Jack and I led the group to the shade of a boulder where we expected to find the well. I was looking forward to splashing myself with cold water then taking a long drink from the pure liquid. Instead, we found a granite-colored tube dangling from a thin line swinging under a tree limb.


Jack lost his cool. “Dammit! Someone have moved the well faucet. Look here, some geocachers left us a logic puzzle to solve to find the new well location. Is anybody good at these games?”.


The puzzle began: “Four friends, Bill, Tom, Connie and Alison, live in Glendale, Eagle Rock, Pasadena and Arcadia. They work as accountant, physician, engineer, or teacher. …more clues…”


Nobody had any paper or pencils to work out the answer. Sue volunteered, pulling out her small solar keyboard that attached wirelessly to her Whisperer. The rest of us watched as she glanced at the puzzle, typed a line of something, continuing until her earables spoke the coordinates.

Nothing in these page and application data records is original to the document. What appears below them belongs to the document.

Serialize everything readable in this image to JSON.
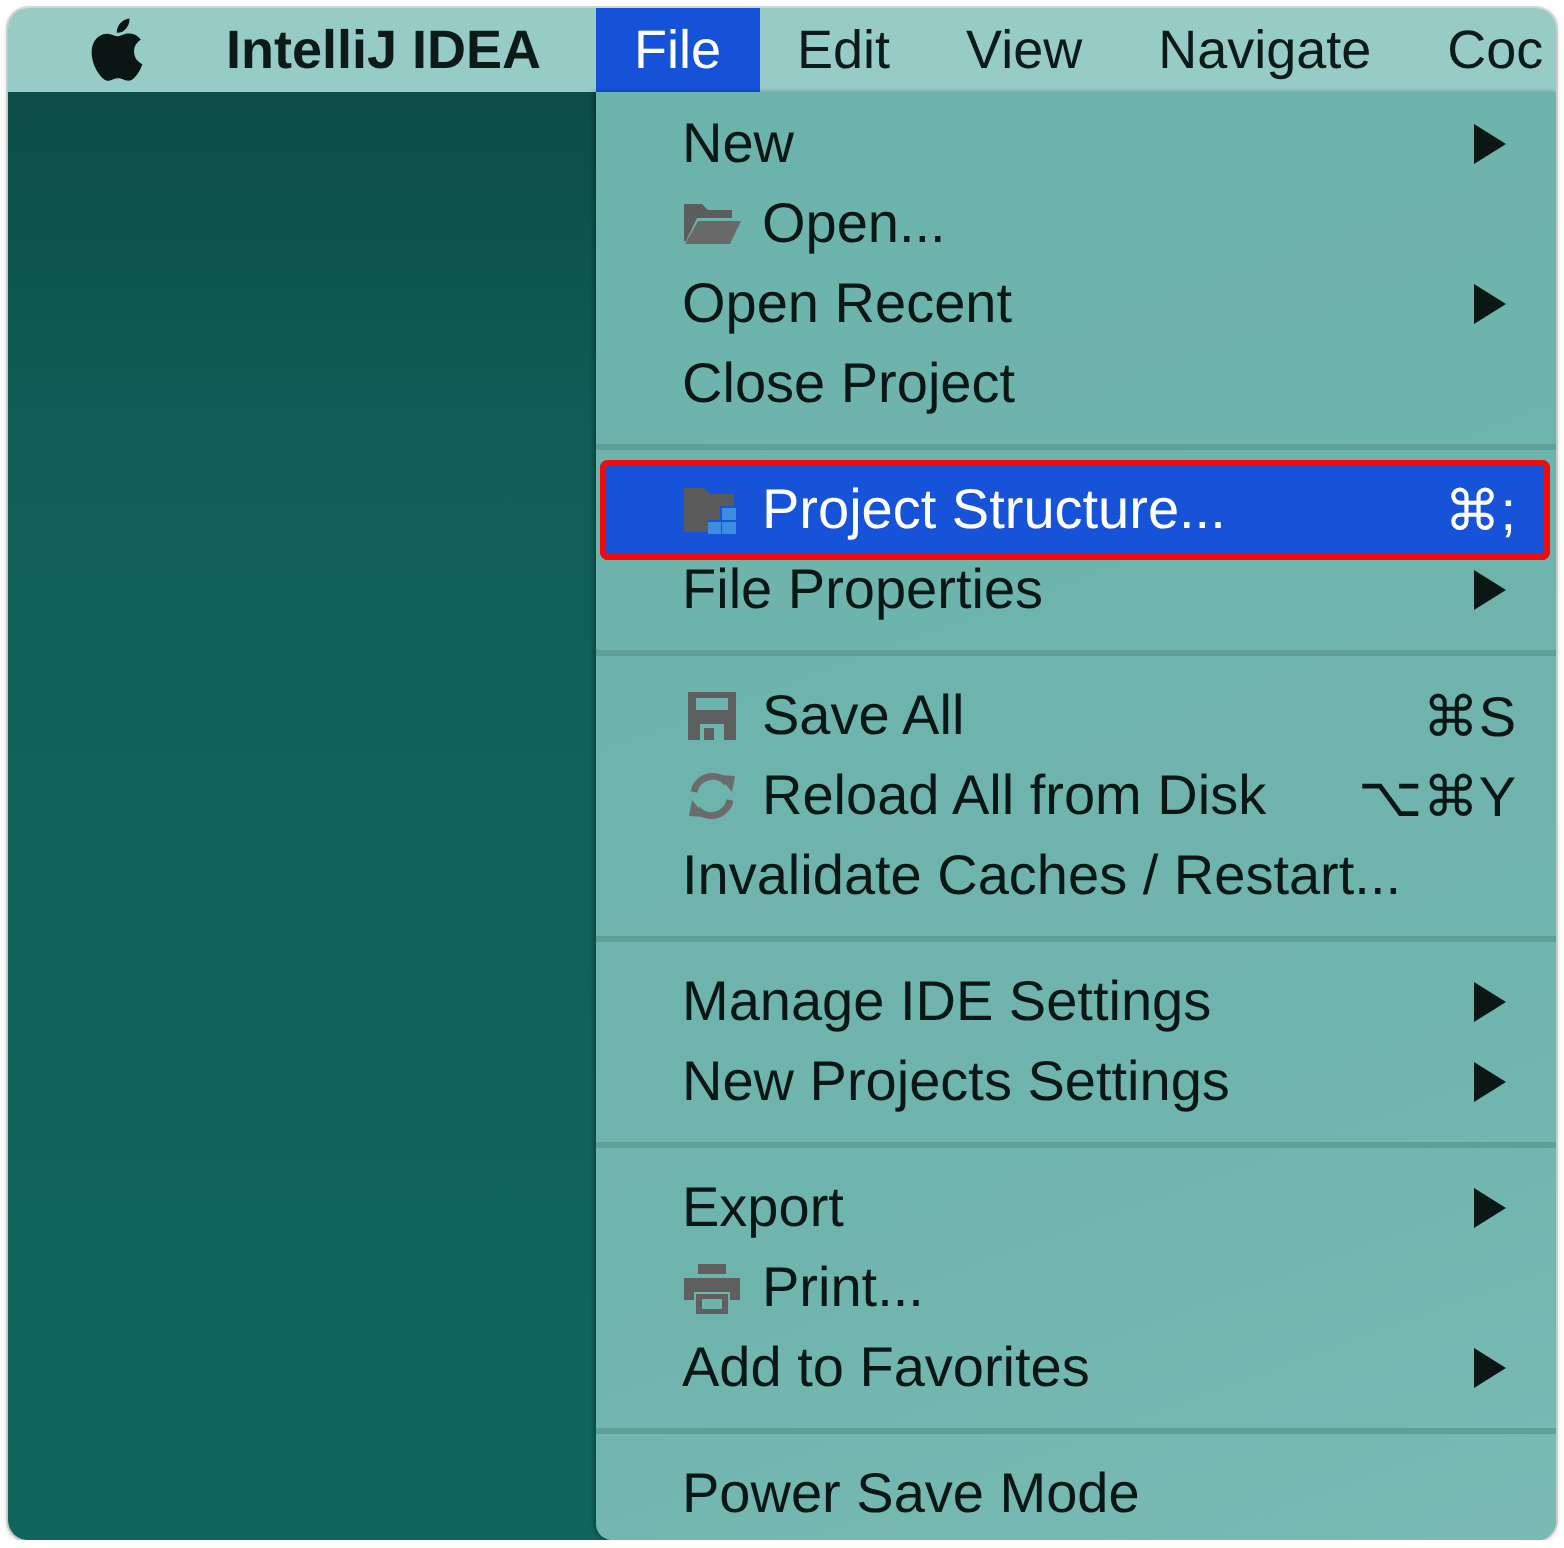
{
  "menu_bar": {
    "app_name": "IntelliJ IDEA",
    "menus": [
      {
        "label": "File",
        "selected": true
      },
      {
        "label": "Edit",
        "selected": false
      },
      {
        "label": "View",
        "selected": false
      },
      {
        "label": "Navigate",
        "selected": false
      },
      {
        "label": "Coc",
        "selected": false
      }
    ]
  },
  "file_menu": {
    "groups": [
      {
        "items": [
          {
            "kind": "plain",
            "label": "New",
            "submenu": true,
            "selected": false,
            "outlined": false
          },
          {
            "kind": "open",
            "label": "Open...",
            "submenu": false,
            "selected": false,
            "outlined": false
          },
          {
            "kind": "plain",
            "label": "Open Recent",
            "submenu": true,
            "selected": false,
            "outlined": false
          },
          {
            "kind": "plain",
            "label": "Close Project",
            "submenu": false,
            "selected": false,
            "outlined": false
          }
        ]
      },
      {
        "items": [
          {
            "kind": "structure",
            "label": "Project Structure...",
            "shortcut": "⌘;",
            "submenu": false,
            "selected": true,
            "outlined": true
          },
          {
            "kind": "plain",
            "label": "File Properties",
            "submenu": true,
            "selected": false,
            "outlined": false
          }
        ]
      },
      {
        "items": [
          {
            "kind": "save",
            "label": "Save All",
            "shortcut": "⌘S",
            "submenu": false,
            "selected": false,
            "outlined": false
          },
          {
            "kind": "reload",
            "label": "Reload All from Disk",
            "shortcut": "⌥⌘Y",
            "submenu": false,
            "selected": false,
            "outlined": false
          },
          {
            "kind": "plain",
            "label": "Invalidate Caches / Restart...",
            "submenu": false,
            "selected": false,
            "outlined": false
          }
        ]
      },
      {
        "items": [
          {
            "kind": "plain",
            "label": "Manage IDE Settings",
            "submenu": true,
            "selected": false,
            "outlined": false
          },
          {
            "kind": "plain",
            "label": "New Projects Settings",
            "submenu": true,
            "selected": false,
            "outlined": false
          }
        ]
      },
      {
        "items": [
          {
            "kind": "plain",
            "label": "Export",
            "submenu": true,
            "selected": false,
            "outlined": false
          },
          {
            "kind": "print",
            "label": "Print...",
            "submenu": false,
            "selected": false,
            "outlined": false
          },
          {
            "kind": "plain",
            "label": "Add to Favorites",
            "submenu": true,
            "selected": false,
            "outlined": false
          }
        ]
      },
      {
        "items": [
          {
            "kind": "plain",
            "label": "Power Save Mode",
            "submenu": false,
            "selected": false,
            "outlined": false
          }
        ]
      }
    ]
  }
}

“Oh, great,” Bob shouted, “these coordinates say the well is half-way back down the hill!”


Sue explained that she had studied such puzzles to enter law school, and that it was easy to adapt her Whisperer Logic App to follow heuristics recommended by an LSAT study guide. We’d just trained CumuLinkr to connect lawyers, geo-cachers, and logic puzzle solvers.


After a quiet downhill sprint, our gadgets all came alive with the annoying LLoL survey. Jack and I assessed our hike’s success. Great, nobody went to the Emergency Room! Some products will be return for money back. We learned about using our gadgets in bright sunlight, dry heat, and encroaching vegetation. Nobody believed that their gadgets protected them or made the hike more pleasant. Several comments expressed a desire to learn Sue’s puzzle solving methods.


“Well, see you next version,” shouted Jack, as he wobbled off on his Segway. Turning around, he waved to show off the Segway’s Autopilot. Unfortunately, the Segway’s feature recognition system wasn’t yet trained for mountain lions!